If you own investments you should probably take a moment to read this. It could save you thousands of dollars.
Last week, there was an article in The Globe and Mail that claimed Canadians are still in the dark about investment fees despite major changes to fee disclosure requirements by financial institutions. The major changes to disclosure relate to the implementation of Client Relationship Model II (CRM2).
Last year I wrote a blog that highlighted some of the reasons I thought that CRM2 was a poor solution to a very real problem.
It's no surprise to me that Canadians are still in the dark about investment fees, but what I was rather shocked to see was two different reports that appear to present two different conclusions.
Before I touch on the two apparently different conclusions, let me explain the information that most of you are, and aren't, getting.
If you have investments with any firm (other than a life insurance company) you should be getting a separate annual statement that is supposed to disclose the costs and performance of your investments for the previous year.
Depending on the type of investments you have, and the organization you're investing through, you may be getting a summary of all the fees that you pay, or a summary that outlines a portion of the fees that you pay. If you're investing through a life insurance company, you're probably not getting any of the annual fee information since CRM2 does not apply to insurance companies.
The problem is, there is zero consistency in what is being reported. This is causing significant confusion among investors who are under the impression that the new rules require full disclosure of all the fees that they are paying.
Let's say you have an investment account with a brokerage, not a bank branch or mutual fund advisor. Your investments include some cash, bonds, individual stocks and a few mutual funds or exchange traded funds (ETF).
To make our example simple, let's say your advisor charged an annual fee for service of 1.5 per cent on invested assets.
The fees that are being reported on your annual statement apply to the 1.5 per cent being charged by your advisor on the entire account. There is no requirement, however, for the management expense ratios (MERs) on the mutual funds and ETFs to be disclosed.

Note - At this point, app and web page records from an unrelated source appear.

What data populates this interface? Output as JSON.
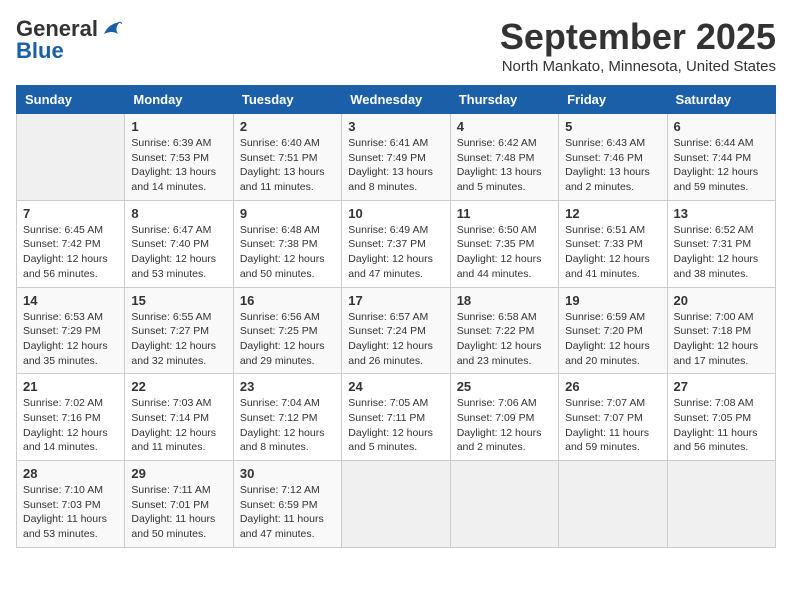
{
  "header": {
    "logo_general": "General",
    "logo_blue": "Blue",
    "month_year": "September 2025",
    "location": "North Mankato, Minnesota, United States"
  },
  "days_of_week": [
    "Sunday",
    "Monday",
    "Tuesday",
    "Wednesday",
    "Thursday",
    "Friday",
    "Saturday"
  ],
  "weeks": [
    [
      {
        "date": "",
        "info": ""
      },
      {
        "date": "1",
        "info": "Sunrise: 6:39 AM\nSunset: 7:53 PM\nDaylight: 13 hours\nand 14 minutes."
      },
      {
        "date": "2",
        "info": "Sunrise: 6:40 AM\nSunset: 7:51 PM\nDaylight: 13 hours\nand 11 minutes."
      },
      {
        "date": "3",
        "info": "Sunrise: 6:41 AM\nSunset: 7:49 PM\nDaylight: 13 hours\nand 8 minutes."
      },
      {
        "date": "4",
        "info": "Sunrise: 6:42 AM\nSunset: 7:48 PM\nDaylight: 13 hours\nand 5 minutes."
      },
      {
        "date": "5",
        "info": "Sunrise: 6:43 AM\nSunset: 7:46 PM\nDaylight: 13 hours\nand 2 minutes."
      },
      {
        "date": "6",
        "info": "Sunrise: 6:44 AM\nSunset: 7:44 PM\nDaylight: 12 hours\nand 59 minutes."
      }
    ],
    [
      {
        "date": "7",
        "info": "Sunrise: 6:45 AM\nSunset: 7:42 PM\nDaylight: 12 hours\nand 56 minutes."
      },
      {
        "date": "8",
        "info": "Sunrise: 6:47 AM\nSunset: 7:40 PM\nDaylight: 12 hours\nand 53 minutes."
      },
      {
        "date": "9",
        "info": "Sunrise: 6:48 AM\nSunset: 7:38 PM\nDaylight: 12 hours\nand 50 minutes."
      },
      {
        "date": "10",
        "info": "Sunrise: 6:49 AM\nSunset: 7:37 PM\nDaylight: 12 hours\nand 47 minutes."
      },
      {
        "date": "11",
        "info": "Sunrise: 6:50 AM\nSunset: 7:35 PM\nDaylight: 12 hours\nand 44 minutes."
      },
      {
        "date": "12",
        "info": "Sunrise: 6:51 AM\nSunset: 7:33 PM\nDaylight: 12 hours\nand 41 minutes."
      },
      {
        "date": "13",
        "info": "Sunrise: 6:52 AM\nSunset: 7:31 PM\nDaylight: 12 hours\nand 38 minutes."
      }
    ],
    [
      {
        "date": "14",
        "info": "Sunrise: 6:53 AM\nSunset: 7:29 PM\nDaylight: 12 hours\nand 35 minutes."
      },
      {
        "date": "15",
        "info": "Sunrise: 6:55 AM\nSunset: 7:27 PM\nDaylight: 12 hours\nand 32 minutes."
      },
      {
        "date": "16",
        "info": "Sunrise: 6:56 AM\nSunset: 7:25 PM\nDaylight: 12 hours\nand 29 minutes."
      },
      {
        "date": "17",
        "info": "Sunrise: 6:57 AM\nSunset: 7:24 PM\nDaylight: 12 hours\nand 26 minutes."
      },
      {
        "date": "18",
        "info": "Sunrise: 6:58 AM\nSunset: 7:22 PM\nDaylight: 12 hours\nand 23 minutes."
      },
      {
        "date": "19",
        "info": "Sunrise: 6:59 AM\nSunset: 7:20 PM\nDaylight: 12 hours\nand 20 minutes."
      },
      {
        "date": "20",
        "info": "Sunrise: 7:00 AM\nSunset: 7:18 PM\nDaylight: 12 hours\nand 17 minutes."
      }
    ],
    [
      {
        "date": "21",
        "info": "Sunrise: 7:02 AM\nSunset: 7:16 PM\nDaylight: 12 hours\nand 14 minutes."
      },
      {
        "date": "22",
        "info": "Sunrise: 7:03 AM\nSunset: 7:14 PM\nDaylight: 12 hours\nand 11 minutes."
      },
      {
        "date": "23",
        "info": "Sunrise: 7:04 AM\nSunset: 7:12 PM\nDaylight: 12 hours\nand 8 minutes."
      },
      {
        "date": "24",
        "info": "Sunrise: 7:05 AM\nSunset: 7:11 PM\nDaylight: 12 hours\nand 5 minutes."
      },
      {
        "date": "25",
        "info": "Sunrise: 7:06 AM\nSunset: 7:09 PM\nDaylight: 12 hours\nand 2 minutes."
      },
      {
        "date": "26",
        "info": "Sunrise: 7:07 AM\nSunset: 7:07 PM\nDaylight: 11 hours\nand 59 minutes."
      },
      {
        "date": "27",
        "info": "Sunrise: 7:08 AM\nSunset: 7:05 PM\nDaylight: 11 hours\nand 56 minutes."
      }
    ],
    [
      {
        "date": "28",
        "info": "Sunrise: 7:10 AM\nSunset: 7:03 PM\nDaylight: 11 hours\nand 53 minutes."
      },
      {
        "date": "29",
        "info": "Sunrise: 7:11 AM\nSunset: 7:01 PM\nDaylight: 11 hours\nand 50 minutes."
      },
      {
        "date": "30",
        "info": "Sunrise: 7:12 AM\nSunset: 6:59 PM\nDaylight: 11 hours\nand 47 minutes."
      },
      {
        "date": "",
        "info": ""
      },
      {
        "date": "",
        "info": ""
      },
      {
        "date": "",
        "info": ""
      },
      {
        "date": "",
        "info": ""
      }
    ]
  ]
}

Depending on the mutual fund, the additional MERs could add over 1 per cent annually to the fees you're already paying for those specific funds. Essentially, you could be paying twice to hold a mutual fund and not even be aware, as the new CRM2 disclosure requirements do not require all of the fees that you pay to be listed. Similarly, ETF's have associated MERs, but are typically much lower than those of mutual funds.
If you're not working with an investment brokerage and you're working with a mutual fund advisor, you may or may not be receiving a full disclosure on the fees that you pay; this depends on who you are working with.
Some firms have taken what I consider to be the moral high ground and have chosen to disclose the entire MER. Most companies, however, have chosen not to disclose the entire MER and are instead only disclosing the fees paid to the advisor and/or the advisory firm. How can you gauge performance and make educated decisions about your financial future if you do not know how much you are paying? Why isn't there a requirement for all firms to disclose all of the fees that impact a client's financial future?
In other words, most of you are paying more in total fees than your annual fee and performance reports would have you believe.
If your investments are with a life insurance company and you own what is referred to as a segregated fund, then there are no requirements to disclose your annual fees. If there are not any fees disclosed on your segregated fund statement you are not getting a deal, you are simply being left in the dark. As mentioned, CRM2 does not extend to life insurance products.
Now, let's take a quick look at the results of the two studies mentioned in the Globe article.
The first report was done by global market research company J.D. Power.
The report found that only 24 per cent of investors say they fully understood the fees they are paying to their financial advisor. It also found that nearly one-third of investors said their financial advisor didn't explain fees at all, and even among those who did receive an explanation, complete understanding only increased to 35 per cent.
The second report was done by a research firm called Pollara, and was funded by the Investment Funds Institute of Canada. The Investment Funds Institute of Canada is an organization whose role is to "advocate on behalf of the industry and investors."
According to their report, a whopping 72 per cent of mutual-fund investors said they were confident they understood the fees they pay for mutual funds.
Is this even possible?
How can anyone say they understand the fees they are paying for their mutual funds if most of the firms have chosen to abstain from disclosing the entire cost of the investments?
Last year I was on CBC News and stated that no one, I mean no one, has the ability to calculate what the fees are for mutual funds (and ETFs) unless the firm gives it to you.
What you need to do is ask your advisor if there are any additional management or investment fees that are not being reported. Unfortunately, he or she will likely not be able to give you a clear answer. If you are able to actually deduce the costs associated with your investments, many of you would be shocked by the additional fees that are not being disclosed on your annual fee report. It's only with that information that you can make an informed decision about whether you're getting value for the money.
Many advisors and firms would prefer to hide behind CRM2 and only partially disclose the true cost of managing your money. Unfortunately, it is up to you as the investor to determine whether they are giving you all the facts, or just a portion of the facts.
Follow HuffPost Canada Blogs on Facebook